╭─ RECORDS FOR PROCESSING
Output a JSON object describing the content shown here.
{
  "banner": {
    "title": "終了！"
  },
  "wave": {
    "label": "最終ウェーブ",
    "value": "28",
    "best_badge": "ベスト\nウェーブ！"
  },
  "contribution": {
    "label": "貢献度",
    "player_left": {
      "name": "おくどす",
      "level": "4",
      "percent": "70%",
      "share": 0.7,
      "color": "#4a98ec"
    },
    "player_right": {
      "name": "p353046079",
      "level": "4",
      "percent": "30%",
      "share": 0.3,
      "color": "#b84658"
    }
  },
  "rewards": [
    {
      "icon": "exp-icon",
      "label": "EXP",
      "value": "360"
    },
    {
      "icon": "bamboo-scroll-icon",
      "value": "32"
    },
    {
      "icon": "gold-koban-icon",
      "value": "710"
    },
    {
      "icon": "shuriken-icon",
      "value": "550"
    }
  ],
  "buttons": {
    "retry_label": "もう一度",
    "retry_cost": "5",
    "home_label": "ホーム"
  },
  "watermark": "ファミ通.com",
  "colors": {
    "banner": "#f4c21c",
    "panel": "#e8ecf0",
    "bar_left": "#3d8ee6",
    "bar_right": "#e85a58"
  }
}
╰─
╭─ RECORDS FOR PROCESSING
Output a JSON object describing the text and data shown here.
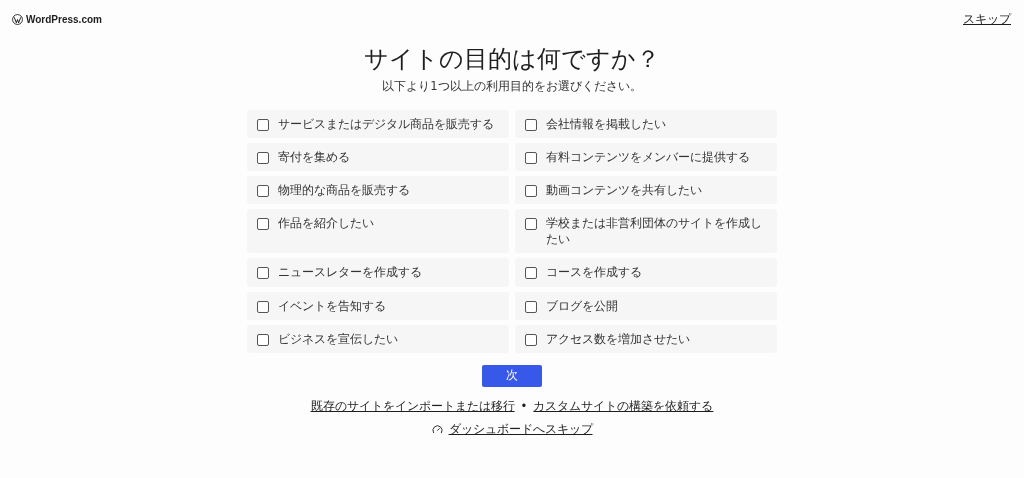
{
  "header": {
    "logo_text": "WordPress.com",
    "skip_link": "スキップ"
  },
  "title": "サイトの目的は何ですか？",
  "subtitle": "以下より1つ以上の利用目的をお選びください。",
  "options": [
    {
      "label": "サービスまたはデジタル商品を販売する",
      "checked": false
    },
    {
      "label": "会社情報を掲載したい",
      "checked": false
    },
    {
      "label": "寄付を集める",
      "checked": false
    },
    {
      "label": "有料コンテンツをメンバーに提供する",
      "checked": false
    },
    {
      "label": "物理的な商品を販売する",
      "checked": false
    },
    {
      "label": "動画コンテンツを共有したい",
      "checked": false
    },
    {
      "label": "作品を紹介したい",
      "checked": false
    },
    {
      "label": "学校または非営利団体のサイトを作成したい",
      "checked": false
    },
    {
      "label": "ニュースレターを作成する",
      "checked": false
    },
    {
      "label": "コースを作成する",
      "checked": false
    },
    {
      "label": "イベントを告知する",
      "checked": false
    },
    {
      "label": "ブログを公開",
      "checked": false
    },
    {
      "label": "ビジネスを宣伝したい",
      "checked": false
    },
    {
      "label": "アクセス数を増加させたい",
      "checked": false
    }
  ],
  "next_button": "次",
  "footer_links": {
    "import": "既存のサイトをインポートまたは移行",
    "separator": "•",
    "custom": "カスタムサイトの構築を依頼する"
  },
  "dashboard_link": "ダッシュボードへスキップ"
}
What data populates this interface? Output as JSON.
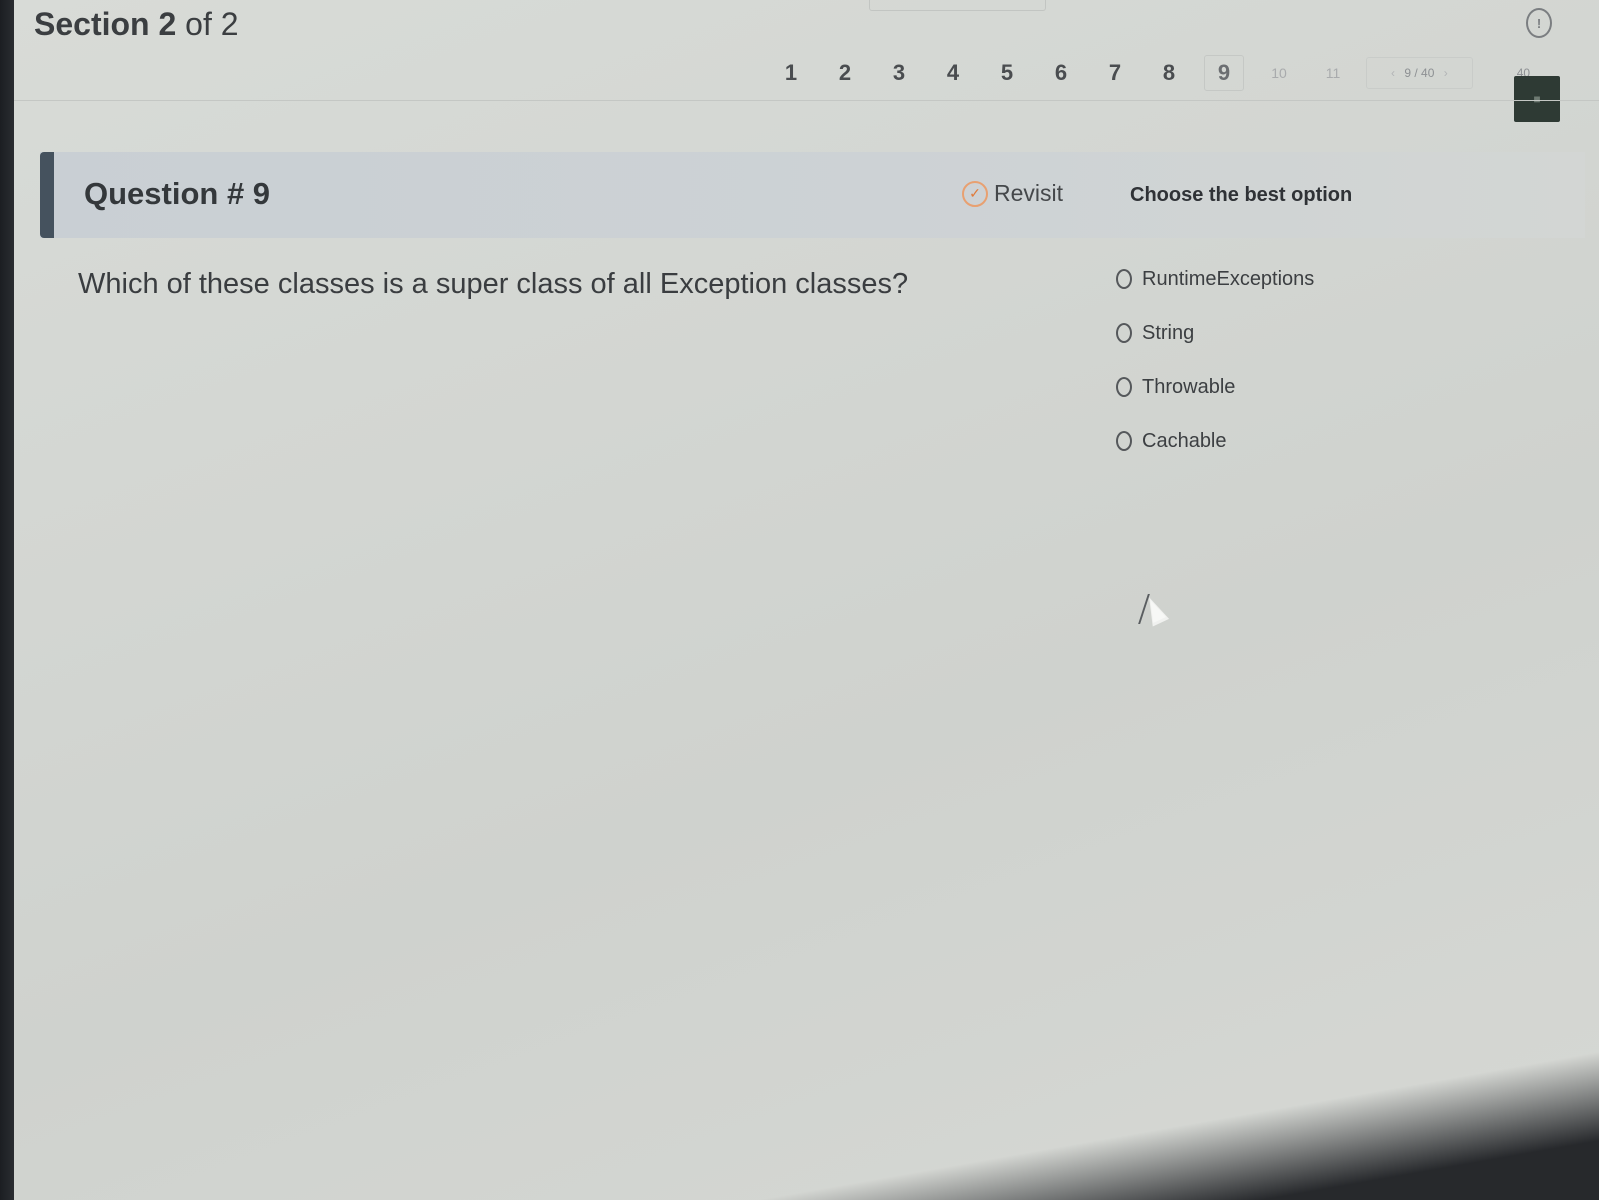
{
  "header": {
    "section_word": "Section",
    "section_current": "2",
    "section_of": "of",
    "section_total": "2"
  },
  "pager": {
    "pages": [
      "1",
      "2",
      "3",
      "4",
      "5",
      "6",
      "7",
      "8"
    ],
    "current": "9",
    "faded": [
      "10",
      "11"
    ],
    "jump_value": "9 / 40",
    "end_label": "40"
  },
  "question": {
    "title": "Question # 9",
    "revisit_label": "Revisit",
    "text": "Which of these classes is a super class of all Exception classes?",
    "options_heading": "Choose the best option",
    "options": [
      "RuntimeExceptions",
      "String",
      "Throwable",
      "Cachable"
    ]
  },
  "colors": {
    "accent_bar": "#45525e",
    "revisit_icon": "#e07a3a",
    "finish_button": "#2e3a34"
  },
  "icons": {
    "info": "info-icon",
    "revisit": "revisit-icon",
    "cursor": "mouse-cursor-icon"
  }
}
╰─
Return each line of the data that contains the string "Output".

Output a JSON object describing the content shown here.
Output a JSON object describing the text and data shown here.
What data populates this interface? Output as JSON.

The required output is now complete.